Wednesday, October 14, 2009

RIP, Blue Cheer frontman Dickie Peterson

Blue Cheer were arguably one of the first "heavy metal" bands. They had a hit with their cover of "Summertime Blues". While their career was pretty short, they nonetheless played an important part in the birth of heavy music.

Metal Underground reports that singer Dickie Peterson passed away at the age of 61 Monday morning:

Dickie Peterson, the singer and bass player of Blue Cheer, who are considered another one of the first heavy metal bands, sadly passed away this morning in Germany at the age of sixty one. The cause of death has yet to be announced but he had been ill for some time.

Blue Cheer released their first album, "Vincebus Eruptum" in 1968 and released a further five albums until a hiatus. The band returned with a new album in 1984 and released two more albums in 1990 and 1991 before another break. The bands last record was a collection of re-recorded material entitled, "What Doesn't Kill You..." in 2007. Peterson himself had also recorded two solo albums entitled, "Child Of The Darkness" and "Tramp."

Tuesday, October 13, 2009

What? The world ins't ending in 2012?

Good to know, ans I'm deciding how extravagant to get with decorations for the new studio space:

2012 isn't the end of the world, Mayans insist

In part:

MEXICO CITY – Apolinario Chile Pixtun is tired of being bombarded with frantic questions about the Mayan calendar supposedly "running out" on Dec. 21, 2012. After all, it's not the end of the world.

Or is it?

Definitely not, the Mayan Indian elder insists. "I came back from England last year and, man, they had me fed up with this stuff."

Monday, October 12, 2009

And the setup continues

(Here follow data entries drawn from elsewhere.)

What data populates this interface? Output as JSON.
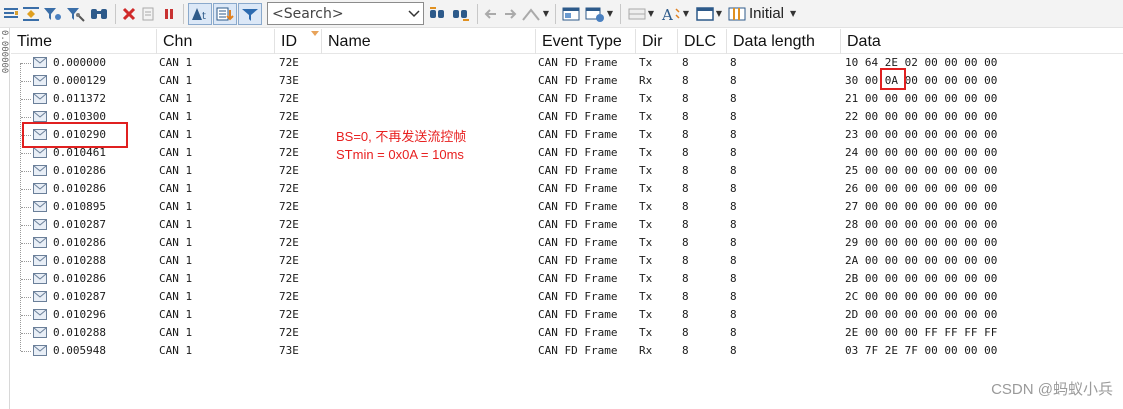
{
  "toolbar": {
    "search_placeholder": "<Search>",
    "initial_label": "Initial"
  },
  "left_strip_text": "0.000000",
  "columns": [
    "Time",
    "Chn",
    "ID",
    "Name",
    "Event Type",
    "Dir",
    "DLC",
    "Data length",
    "Data"
  ],
  "rows": [
    {
      "time": "0.000000",
      "chn": "CAN 1",
      "id": "72E",
      "name": "",
      "event": "CAN FD Frame",
      "dir": "Tx",
      "dlc": "8",
      "len": "8",
      "data": "10 64 2E 02 00 00 00 00"
    },
    {
      "time": "0.000129",
      "chn": "CAN 1",
      "id": "73E",
      "name": "",
      "event": "CAN FD Frame",
      "dir": "Rx",
      "dlc": "8",
      "len": "8",
      "data": "30 00 0A 00 00 00 00 00"
    },
    {
      "time": "0.011372",
      "chn": "CAN 1",
      "id": "72E",
      "name": "",
      "event": "CAN FD Frame",
      "dir": "Tx",
      "dlc": "8",
      "len": "8",
      "data": "21 00 00 00 00 00 00 00"
    },
    {
      "time": "0.010300",
      "chn": "CAN 1",
      "id": "72E",
      "name": "",
      "event": "CAN FD Frame",
      "dir": "Tx",
      "dlc": "8",
      "len": "8",
      "data": "22 00 00 00 00 00 00 00"
    },
    {
      "time": "0.010290",
      "chn": "CAN 1",
      "id": "72E",
      "name": "",
      "event": "CAN FD Frame",
      "dir": "Tx",
      "dlc": "8",
      "len": "8",
      "data": "23 00 00 00 00 00 00 00"
    },
    {
      "time": "0.010461",
      "chn": "CAN 1",
      "id": "72E",
      "name": "",
      "event": "CAN FD Frame",
      "dir": "Tx",
      "dlc": "8",
      "len": "8",
      "data": "24 00 00 00 00 00 00 00"
    },
    {
      "time": "0.010286",
      "chn": "CAN 1",
      "id": "72E",
      "name": "",
      "event": "CAN FD Frame",
      "dir": "Tx",
      "dlc": "8",
      "len": "8",
      "data": "25 00 00 00 00 00 00 00"
    },
    {
      "time": "0.010286",
      "chn": "CAN 1",
      "id": "72E",
      "name": "",
      "event": "CAN FD Frame",
      "dir": "Tx",
      "dlc": "8",
      "len": "8",
      "data": "26 00 00 00 00 00 00 00"
    },
    {
      "time": "0.010895",
      "chn": "CAN 1",
      "id": "72E",
      "name": "",
      "event": "CAN FD Frame",
      "dir": "Tx",
      "dlc": "8",
      "len": "8",
      "data": "27 00 00 00 00 00 00 00"
    },
    {
      "time": "0.010287",
      "chn": "CAN 1",
      "id": "72E",
      "name": "",
      "event": "CAN FD Frame",
      "dir": "Tx",
      "dlc": "8",
      "len": "8",
      "data": "28 00 00 00 00 00 00 00"
    },
    {
      "time": "0.010286",
      "chn": "CAN 1",
      "id": "72E",
      "name": "",
      "event": "CAN FD Frame",
      "dir": "Tx",
      "dlc": "8",
      "len": "8",
      "data": "29 00 00 00 00 00 00 00"
    },
    {
      "time": "0.010288",
      "chn": "CAN 1",
      "id": "72E",
      "name": "",
      "event": "CAN FD Frame",
      "dir": "Tx",
      "dlc": "8",
      "len": "8",
      "data": "2A 00 00 00 00 00 00 00"
    },
    {
      "time": "0.010286",
      "chn": "CAN 1",
      "id": "72E",
      "name": "",
      "event": "CAN FD Frame",
      "dir": "Tx",
      "dlc": "8",
      "len": "8",
      "data": "2B 00 00 00 00 00 00 00"
    },
    {
      "time": "0.010287",
      "chn": "CAN 1",
      "id": "72E",
      "name": "",
      "event": "CAN FD Frame",
      "dir": "Tx",
      "dlc": "8",
      "len": "8",
      "data": "2C 00 00 00 00 00 00 00"
    },
    {
      "time": "0.010296",
      "chn": "CAN 1",
      "id": "72E",
      "name": "",
      "event": "CAN FD Frame",
      "dir": "Tx",
      "dlc": "8",
      "len": "8",
      "data": "2D 00 00 00 00 00 00 00"
    },
    {
      "time": "0.010288",
      "chn": "CAN 1",
      "id": "72E",
      "name": "",
      "event": "CAN FD Frame",
      "dir": "Tx",
      "dlc": "8",
      "len": "8",
      "data": "2E 00 00 00 FF FF FF FF"
    },
    {
      "time": "0.005948",
      "chn": "CAN 1",
      "id": "73E",
      "name": "",
      "event": "CAN FD Frame",
      "dir": "Rx",
      "dlc": "8",
      "len": "8",
      "data": "03 7F 2E 7F 00 00 00 00"
    }
  ],
  "annotations": {
    "line1": "BS=0, 不再发送流控帧",
    "line2": "STmin = 0x0A = 10ms",
    "color": "#e02020"
  },
  "watermark": "CSDN @蚂蚁小兵"
}
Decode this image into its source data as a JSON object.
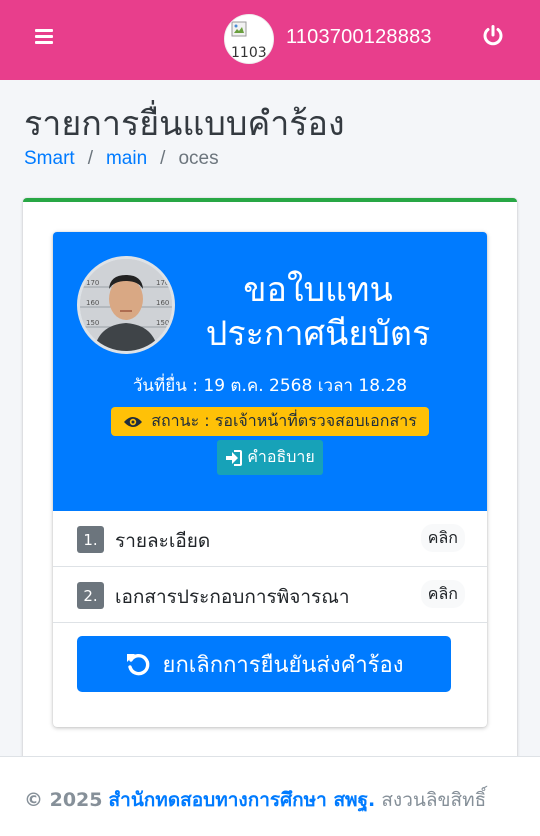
{
  "navbar": {
    "menu_icon": "bars-icon",
    "avatar_alt": "1103",
    "username": "1103700128883",
    "power_icon": "power-off-icon",
    "color": "#e83e8c"
  },
  "page": {
    "title": "รายการยื่นแบบคำร้อง",
    "breadcrumb": [
      "Smart",
      "main",
      "oces"
    ]
  },
  "widget": {
    "title_line1": "ขอใบแทน",
    "title_line2": "ประกาศนียบัตร",
    "submit_date": "วันที่ยื่น : 19 ต.ค. 2568 เวลา 18.28",
    "status": "สถานะ : รอเจ้าหน้าที่ตรวจสอบเอกสาร",
    "status_icon": "eye-icon",
    "description_button": "คำอธิบาย",
    "description_icon": "sign-in-icon",
    "header_color": "#007bff",
    "status_color": "#ffc107"
  },
  "list": [
    {
      "number": "1.",
      "label": "รายละเอียด",
      "action": "คลิก"
    },
    {
      "number": "2.",
      "label": "เอกสารประกอบการพิจารณา",
      "action": "คลิก"
    }
  ],
  "cancel_button": {
    "label": "ยกเลิกการยืนยันส่งคำร้อง",
    "icon": "undo-icon"
  },
  "footer": {
    "copyright": "© 2025",
    "org": "สำนักทดสอบทางการศึกษา สพฐ.",
    "rights": "สงวนลิขสิทธิ์"
  }
}
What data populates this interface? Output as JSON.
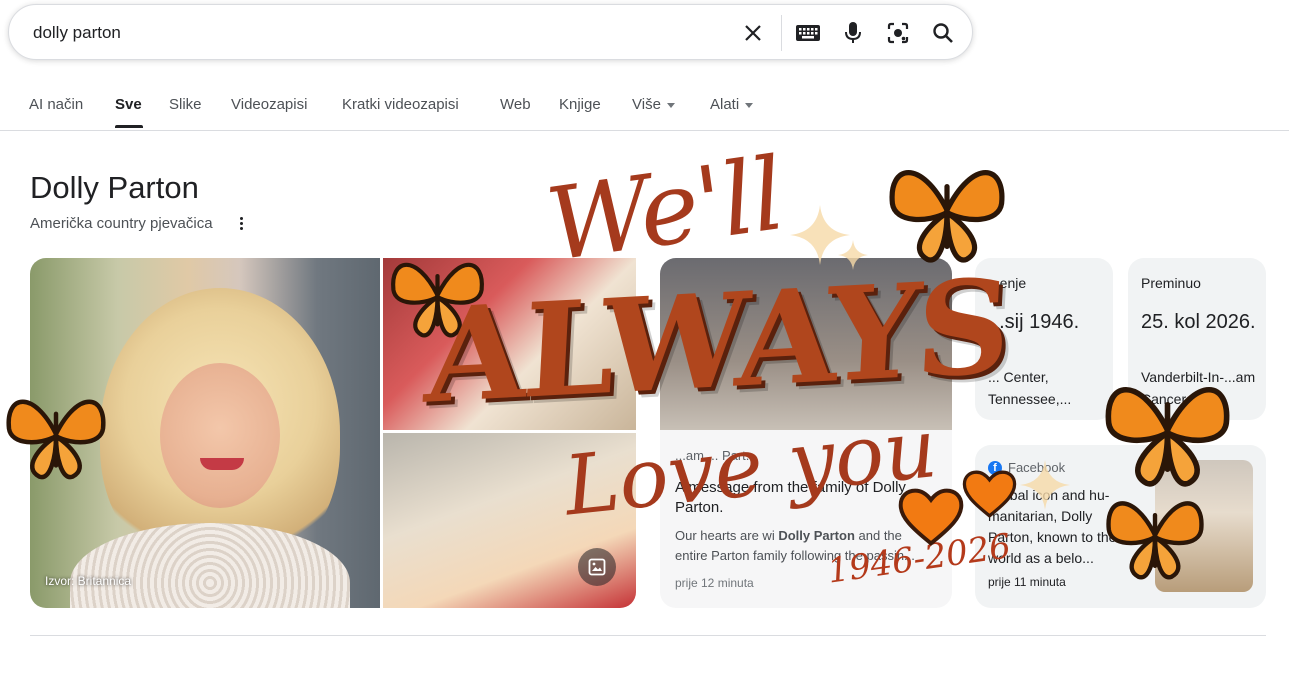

Lots of activity _at_ the studio in the last week. Tree trimmers have been hard at work removing some of the silver maples that were threatening to fall on the house. Lots of activity _in_ the studio too, just not recording activity.
Spent most of my spare time this last week and weekend re-wiring everything for the Pro Tools rig. As mentioned previously, I'm also taking the time to improve some things. I'm re-wiring everything, which gives me an opportunity to re-think some things, and adding some new equipment - compressors mostly, but it means I've got more inputs and dynamics processing than before.

Above is a pic of one end of the room with the Pro Tools desk under construction.

And at this point, I'll mention how much I love and hate computers. I love the super efficient work flow of Pro Tools generally, and it's saved my butt (and some of my customers' butts) more than once. Ever had a band play something 5 times instead of 4, and look at you like you're a god when you delete the extra measure so they don't have to do another take because this was _the_ take?
At the same time, though, computers are fallible, and apparently they don't like being moved to new locations. My trusty old G4 decided it didn't want to mount one of its disk drives when I started it up again after ~2 weeks of inactivity. Phooey. Apple's Disk Utility sasys there's nothing wrong with the drive, but won't mount it. Disk Warrior (can't believe I found that disk) says it has problems but it can't fix them. Hmm. I can always erase the disk and re-format it, but I'd rather not do that. So, I order a copy of Data Rescue. It should get here this week, and I'll be sure and let everybody know whether it's worth the $60 plus shipping.

Saturday, October 03, 2009

Setting up in the new space - or why a move can be good

I hate moving. I've always said there's no better way to find out how much crap you have than to try to move it. My initial advice to anyone would have been, if you've lived anywhere more than a couple years, do not move - ever.
That said, I'm actually finding this to be quite liberating. Most studios that have been around a while have patched stuff together as they got new stuff and made compromises to make it all work. One of the things a move does is give you a chance to re-do stuff, and do it right. So as much of a PITA as it is, I think it will turn out to be a plus.
More later.

Friday, October 02, 2009

Good For Dave Letterman - I Guess?

David Letterman revealed on his show last night that he'd had affairs with some of his staffers, and that someone who knew about it tried to extort $2 million from him to keep quiet about it.
David Letterman said on his show on Thursday that he had been the victim of an extortion attempt over charges of sexual affairs with staff members, claims that he conceded were true.

I'm a little conflicted on this. I mean, good for Dave for not playing along with extortion and for admitting his wrong-doing, but I don't really want to congratulate him for the behavior that got him into this mess.

Here's a link to video of him discussing it last night. I'll make it embed later: